• [Given records]
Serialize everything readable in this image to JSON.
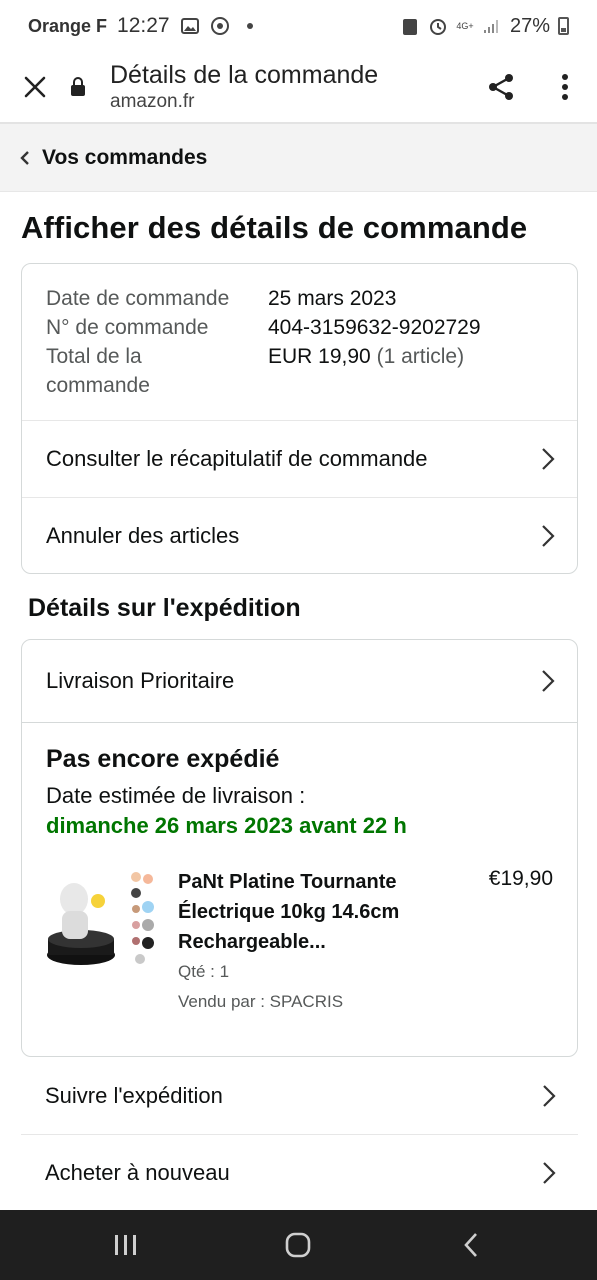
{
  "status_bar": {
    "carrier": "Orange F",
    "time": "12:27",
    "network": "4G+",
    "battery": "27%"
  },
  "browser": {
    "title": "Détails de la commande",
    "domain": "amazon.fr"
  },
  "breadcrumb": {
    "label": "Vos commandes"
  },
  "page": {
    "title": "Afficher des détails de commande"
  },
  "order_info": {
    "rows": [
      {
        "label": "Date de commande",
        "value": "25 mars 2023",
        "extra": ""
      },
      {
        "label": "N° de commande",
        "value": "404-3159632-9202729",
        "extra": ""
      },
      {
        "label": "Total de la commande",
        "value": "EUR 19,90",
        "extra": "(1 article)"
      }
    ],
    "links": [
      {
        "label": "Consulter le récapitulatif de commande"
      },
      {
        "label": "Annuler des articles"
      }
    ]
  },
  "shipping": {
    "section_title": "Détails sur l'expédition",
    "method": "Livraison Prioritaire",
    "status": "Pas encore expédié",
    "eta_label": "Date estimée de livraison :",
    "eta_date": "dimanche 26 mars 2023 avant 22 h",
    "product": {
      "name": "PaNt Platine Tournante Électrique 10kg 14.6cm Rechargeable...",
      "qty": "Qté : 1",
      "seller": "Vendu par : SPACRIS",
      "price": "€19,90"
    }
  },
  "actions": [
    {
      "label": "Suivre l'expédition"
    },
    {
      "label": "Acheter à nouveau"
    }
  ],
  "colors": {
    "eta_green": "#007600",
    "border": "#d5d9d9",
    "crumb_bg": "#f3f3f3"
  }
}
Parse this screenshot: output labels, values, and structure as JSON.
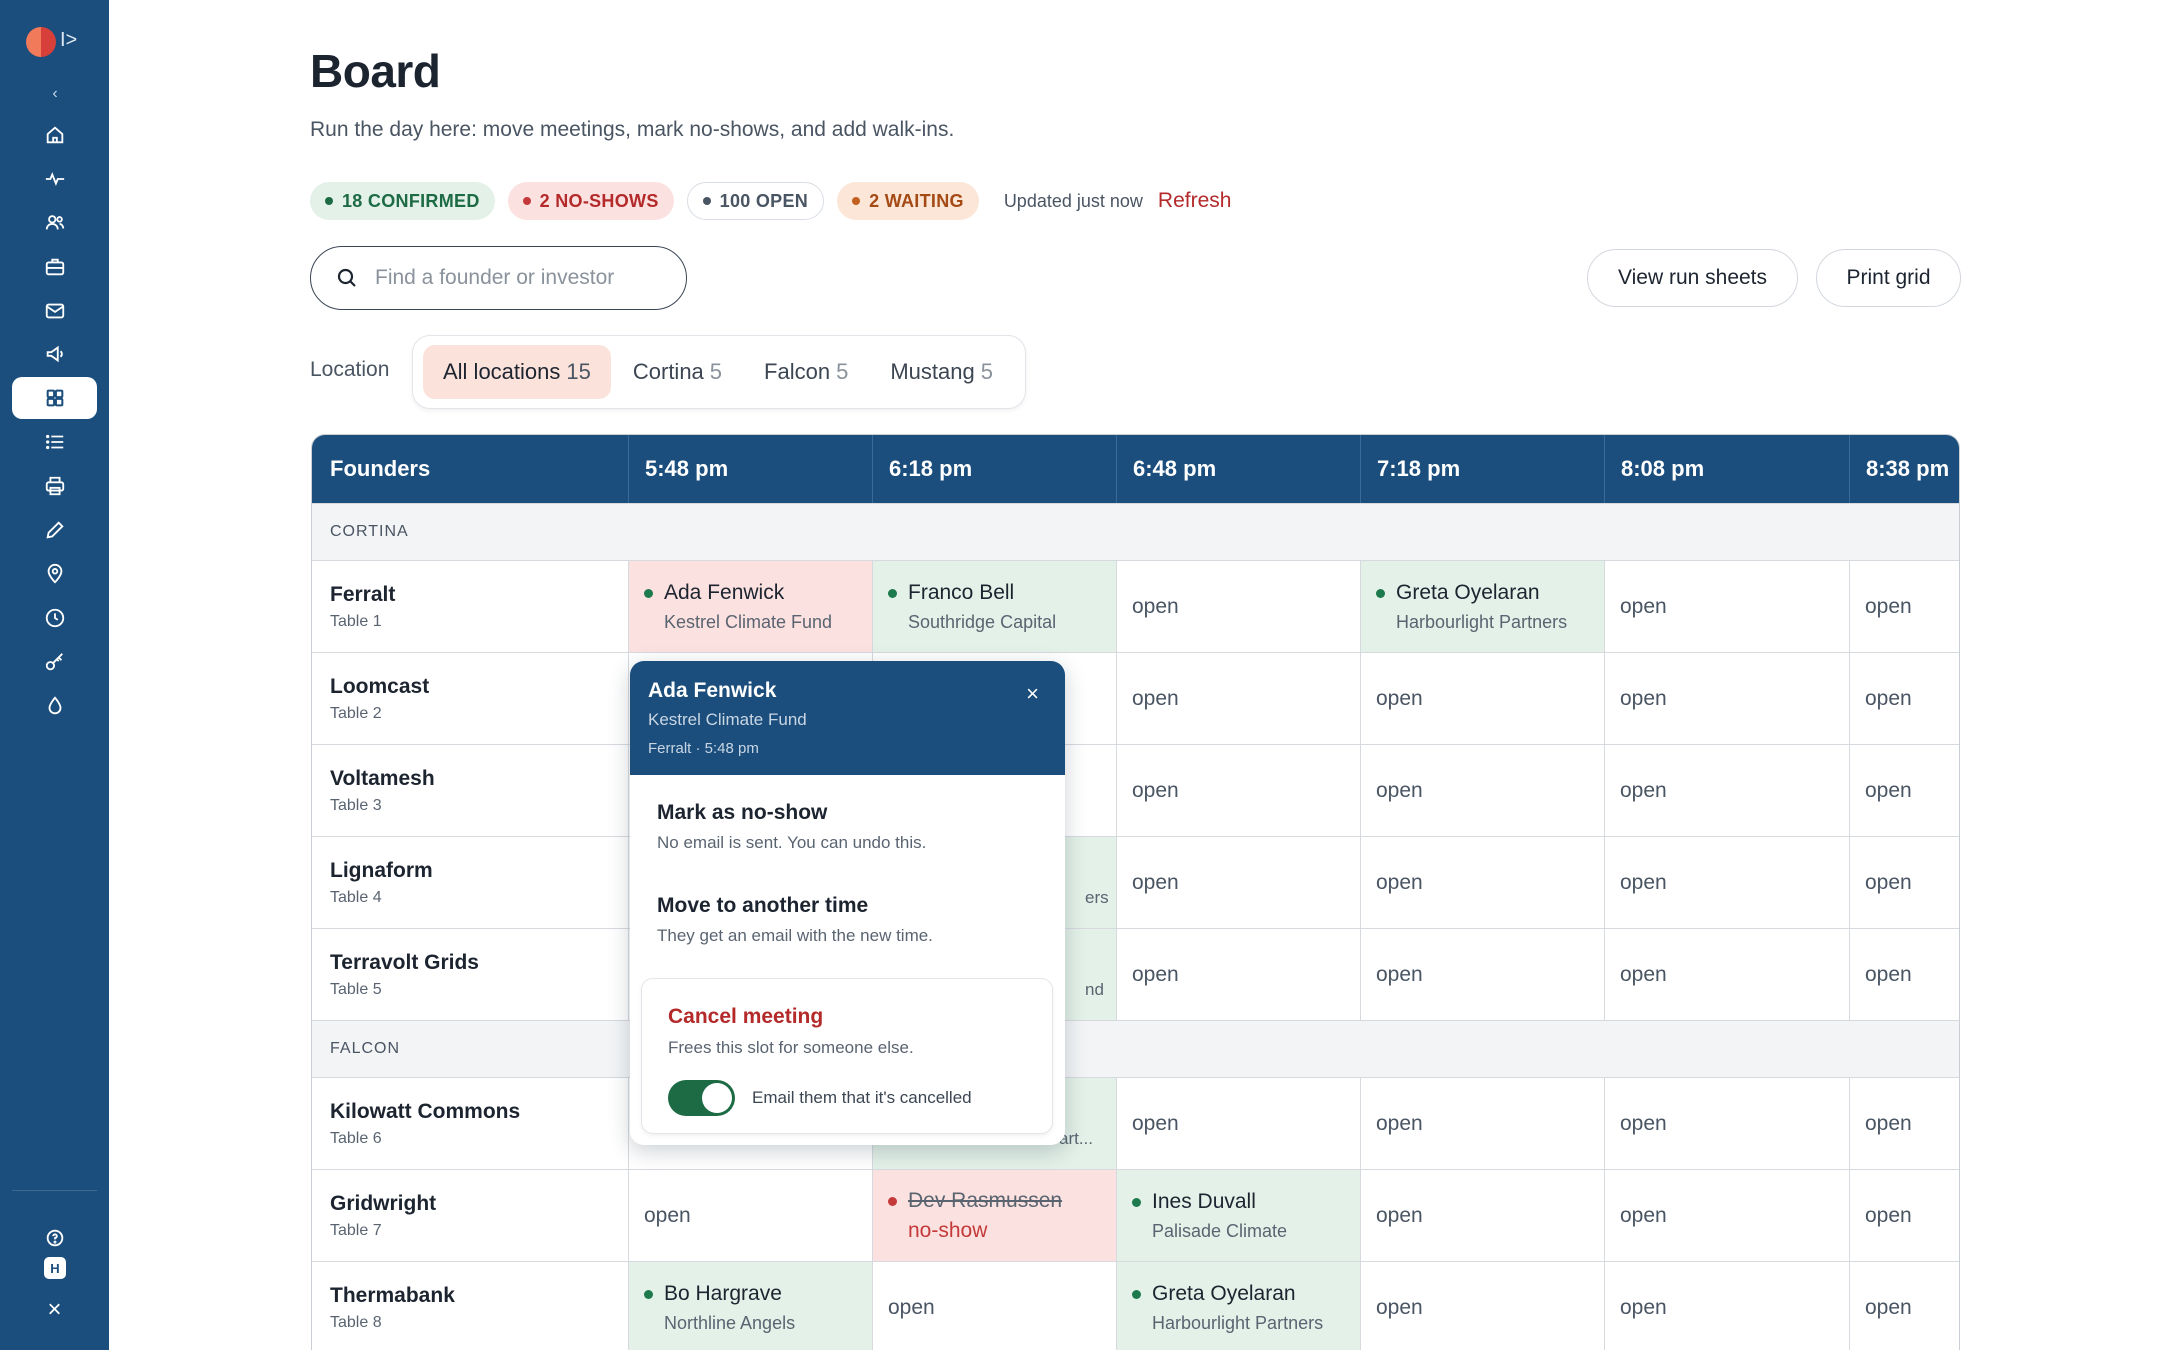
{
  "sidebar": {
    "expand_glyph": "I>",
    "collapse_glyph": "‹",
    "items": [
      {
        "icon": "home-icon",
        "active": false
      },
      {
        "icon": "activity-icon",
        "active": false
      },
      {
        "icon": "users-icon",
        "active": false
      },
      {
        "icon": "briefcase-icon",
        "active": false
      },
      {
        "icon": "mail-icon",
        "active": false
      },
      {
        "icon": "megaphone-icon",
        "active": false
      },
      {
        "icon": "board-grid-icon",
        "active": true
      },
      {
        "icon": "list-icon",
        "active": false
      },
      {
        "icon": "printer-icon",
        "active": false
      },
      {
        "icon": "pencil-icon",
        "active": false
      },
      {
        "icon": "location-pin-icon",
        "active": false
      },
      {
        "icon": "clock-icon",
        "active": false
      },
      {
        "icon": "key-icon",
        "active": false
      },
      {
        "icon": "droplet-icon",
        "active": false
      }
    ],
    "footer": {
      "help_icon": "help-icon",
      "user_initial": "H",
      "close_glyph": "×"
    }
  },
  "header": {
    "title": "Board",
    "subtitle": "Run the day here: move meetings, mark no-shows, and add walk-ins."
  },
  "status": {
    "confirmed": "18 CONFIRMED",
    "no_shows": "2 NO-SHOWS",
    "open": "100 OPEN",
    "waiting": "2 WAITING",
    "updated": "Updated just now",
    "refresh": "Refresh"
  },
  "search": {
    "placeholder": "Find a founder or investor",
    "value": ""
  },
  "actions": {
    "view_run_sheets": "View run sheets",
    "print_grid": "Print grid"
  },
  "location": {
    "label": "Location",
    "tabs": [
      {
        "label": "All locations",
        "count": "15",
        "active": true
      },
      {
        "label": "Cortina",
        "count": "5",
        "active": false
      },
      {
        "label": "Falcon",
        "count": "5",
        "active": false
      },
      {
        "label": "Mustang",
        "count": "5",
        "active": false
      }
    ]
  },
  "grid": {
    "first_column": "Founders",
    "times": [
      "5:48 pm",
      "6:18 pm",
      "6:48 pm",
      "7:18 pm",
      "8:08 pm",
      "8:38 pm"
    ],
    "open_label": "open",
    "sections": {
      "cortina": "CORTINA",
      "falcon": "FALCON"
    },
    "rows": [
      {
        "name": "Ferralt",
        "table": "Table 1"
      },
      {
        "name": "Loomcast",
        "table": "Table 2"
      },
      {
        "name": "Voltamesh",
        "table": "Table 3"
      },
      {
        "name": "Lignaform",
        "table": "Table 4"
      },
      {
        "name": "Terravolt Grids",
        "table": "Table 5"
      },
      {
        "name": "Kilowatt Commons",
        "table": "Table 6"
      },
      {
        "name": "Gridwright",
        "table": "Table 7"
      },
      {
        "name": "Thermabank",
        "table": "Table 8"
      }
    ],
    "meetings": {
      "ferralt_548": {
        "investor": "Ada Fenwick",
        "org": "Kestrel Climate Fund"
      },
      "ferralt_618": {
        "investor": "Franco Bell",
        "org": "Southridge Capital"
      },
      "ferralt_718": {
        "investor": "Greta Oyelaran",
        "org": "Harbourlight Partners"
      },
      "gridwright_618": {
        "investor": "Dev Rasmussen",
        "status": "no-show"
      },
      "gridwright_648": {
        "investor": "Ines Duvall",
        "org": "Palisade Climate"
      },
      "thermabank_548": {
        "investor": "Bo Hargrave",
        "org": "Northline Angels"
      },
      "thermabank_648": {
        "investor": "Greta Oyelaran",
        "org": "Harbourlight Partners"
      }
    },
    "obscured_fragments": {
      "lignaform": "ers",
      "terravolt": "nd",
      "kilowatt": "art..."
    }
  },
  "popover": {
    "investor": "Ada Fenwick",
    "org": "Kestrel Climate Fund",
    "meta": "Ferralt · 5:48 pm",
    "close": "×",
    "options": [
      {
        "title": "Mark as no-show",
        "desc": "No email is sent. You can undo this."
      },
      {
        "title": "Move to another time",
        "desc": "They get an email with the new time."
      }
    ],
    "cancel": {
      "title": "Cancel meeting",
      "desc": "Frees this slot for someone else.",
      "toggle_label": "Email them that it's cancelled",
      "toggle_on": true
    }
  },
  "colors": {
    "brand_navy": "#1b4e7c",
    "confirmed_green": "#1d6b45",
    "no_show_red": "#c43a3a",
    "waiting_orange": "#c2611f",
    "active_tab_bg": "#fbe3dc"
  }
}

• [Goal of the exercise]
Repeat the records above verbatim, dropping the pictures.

• [Final answer]
Serialize everything readable in this image to JSON.
{
  "status_bar": {
    "carrier": "Orange F",
    "time": "12:27",
    "network": "4G+",
    "battery": "27%"
  },
  "browser": {
    "title": "Détails de la commande",
    "domain": "amazon.fr"
  },
  "breadcrumb": {
    "label": "Vos commandes"
  },
  "page": {
    "title": "Afficher des détails de commande"
  },
  "order_info": {
    "rows": [
      {
        "label": "Date de commande",
        "value": "25 mars 2023",
        "extra": ""
      },
      {
        "label": "N° de commande",
        "value": "404-3159632-9202729",
        "extra": ""
      },
      {
        "label": "Total de la commande",
        "value": "EUR 19,90",
        "extra": "(1 article)"
      }
    ],
    "links": [
      {
        "label": "Consulter le récapitulatif de commande"
      },
      {
        "label": "Annuler des articles"
      }
    ]
  },
  "shipping": {
    "section_title": "Détails sur l'expédition",
    "method": "Livraison Prioritaire",
    "status": "Pas encore expédié",
    "eta_label": "Date estimée de livraison :",
    "eta_date": "dimanche 26 mars 2023 avant 22 h",
    "product": {
      "name": "PaNt Platine Tournante Électrique 10kg 14.6cm Rechargeable...",
      "qty": "Qté : 1",
      "seller": "Vendu par : SPACRIS",
      "price": "€19,90"
    }
  },
  "actions": [
    {
      "label": "Suivre l'expédition"
    },
    {
      "label": "Acheter à nouveau"
    }
  ],
  "colors": {
    "eta_green": "#007600",
    "border": "#d5d9d9",
    "crumb_bg": "#f3f3f3"
  }
}
Parse this screenshot: output labels, values, and structure as JSON.
{
  "sidebar": {
    "expand_glyph": "I>",
    "collapse_glyph": "‹",
    "items": [
      {
        "icon": "home-icon",
        "active": false
      },
      {
        "icon": "activity-icon",
        "active": false
      },
      {
        "icon": "users-icon",
        "active": false
      },
      {
        "icon": "briefcase-icon",
        "active": false
      },
      {
        "icon": "mail-icon",
        "active": false
      },
      {
        "icon": "megaphone-icon",
        "active": false
      },
      {
        "icon": "board-grid-icon",
        "active": true
      },
      {
        "icon": "list-icon",
        "active": false
      },
      {
        "icon": "printer-icon",
        "active": false
      },
      {
        "icon": "pencil-icon",
        "active": false
      },
      {
        "icon": "location-pin-icon",
        "active": false
      },
      {
        "icon": "clock-icon",
        "active": false
      },
      {
        "icon": "key-icon",
        "active": false
      },
      {
        "icon": "droplet-icon",
        "active": false
      }
    ],
    "footer": {
      "help_icon": "help-icon",
      "user_initial": "H",
      "close_glyph": "×"
    }
  },
  "header": {
    "title": "Board",
    "subtitle": "Run the day here: move meetings, mark no-shows, and add walk-ins."
  },
  "status": {
    "confirmed": "18 CONFIRMED",
    "no_shows": "2 NO-SHOWS",
    "open": "100 OPEN",
    "waiting": "2 WAITING",
    "updated": "Updated just now",
    "refresh": "Refresh"
  },
  "search": {
    "placeholder": "Find a founder or investor",
    "value": ""
  },
  "actions": {
    "view_run_sheets": "View run sheets",
    "print_grid": "Print grid"
  },
  "location": {
    "label": "Location",
    "tabs": [
      {
        "label": "All locations",
        "count": "15",
        "active": true
      },
      {
        "label": "Cortina",
        "count": "5",
        "active": false
      },
      {
        "label": "Falcon",
        "count": "5",
        "active": false
      },
      {
        "label": "Mustang",
        "count": "5",
        "active": false
      }
    ]
  },
  "grid": {
    "first_column": "Founders",
    "times": [
      "5:48 pm",
      "6:18 pm",
      "6:48 pm",
      "7:18 pm",
      "8:08 pm",
      "8:38 pm"
    ],
    "open_label": "open",
    "sections": {
      "cortina": "CORTINA",
      "falcon": "FALCON"
    },
    "rows": [
      {
        "name": "Ferralt",
        "table": "Table 1"
      },
      {
        "name": "Loomcast",
        "table": "Table 2"
      },
      {
        "name": "Voltamesh",
        "table": "Table 3"
      },
      {
        "name": "Lignaform",
        "table": "Table 4"
      },
      {
        "name": "Terravolt Grids",
        "table": "Table 5"
      },
      {
        "name": "Kilowatt Commons",
        "table": "Table 6"
      },
      {
        "name": "Gridwright",
        "table": "Table 7"
      },
      {
        "name": "Thermabank",
        "table": "Table 8"
      }
    ],
    "meetings": {
      "ferralt_548": {
        "investor": "Ada Fenwick",
        "org": "Kestrel Climate Fund"
      },
      "ferralt_618": {
        "investor": "Franco Bell",
        "org": "Southridge Capital"
      },
      "ferralt_718": {
        "investor": "Greta Oyelaran",
        "org": "Harbourlight Partners"
      },
      "gridwright_618": {
        "investor": "Dev Rasmussen",
        "status": "no-show"
      },
      "gridwright_648": {
        "investor": "Ines Duvall",
        "org": "Palisade Climate"
      },
      "thermabank_548": {
        "investor": "Bo Hargrave",
        "org": "Northline Angels"
      },
      "thermabank_648": {
        "investor": "Greta Oyelaran",
        "org": "Harbourlight Partners"
      }
    },
    "obscured_fragments": {
      "lignaform": "ers",
      "terravolt": "nd",
      "kilowatt": "art..."
    }
  },
  "popover": {
    "investor": "Ada Fenwick",
    "org": "Kestrel Climate Fund",
    "meta": "Ferralt · 5:48 pm",
    "close": "×",
    "options": [
      {
        "title": "Mark as no-show",
        "desc": "No email is sent. You can undo this."
      },
      {
        "title": "Move to another time",
        "desc": "They get an email with the new time."
      }
    ],
    "cancel": {
      "title": "Cancel meeting",
      "desc": "Frees this slot for someone else.",
      "toggle_label": "Email them that it's cancelled",
      "toggle_on": true
    }
  },
  "colors": {
    "brand_navy": "#1b4e7c",
    "confirmed_green": "#1d6b45",
    "no_show_red": "#c43a3a",
    "waiting_orange": "#c2611f",
    "active_tab_bg": "#fbe3dc"
  }
}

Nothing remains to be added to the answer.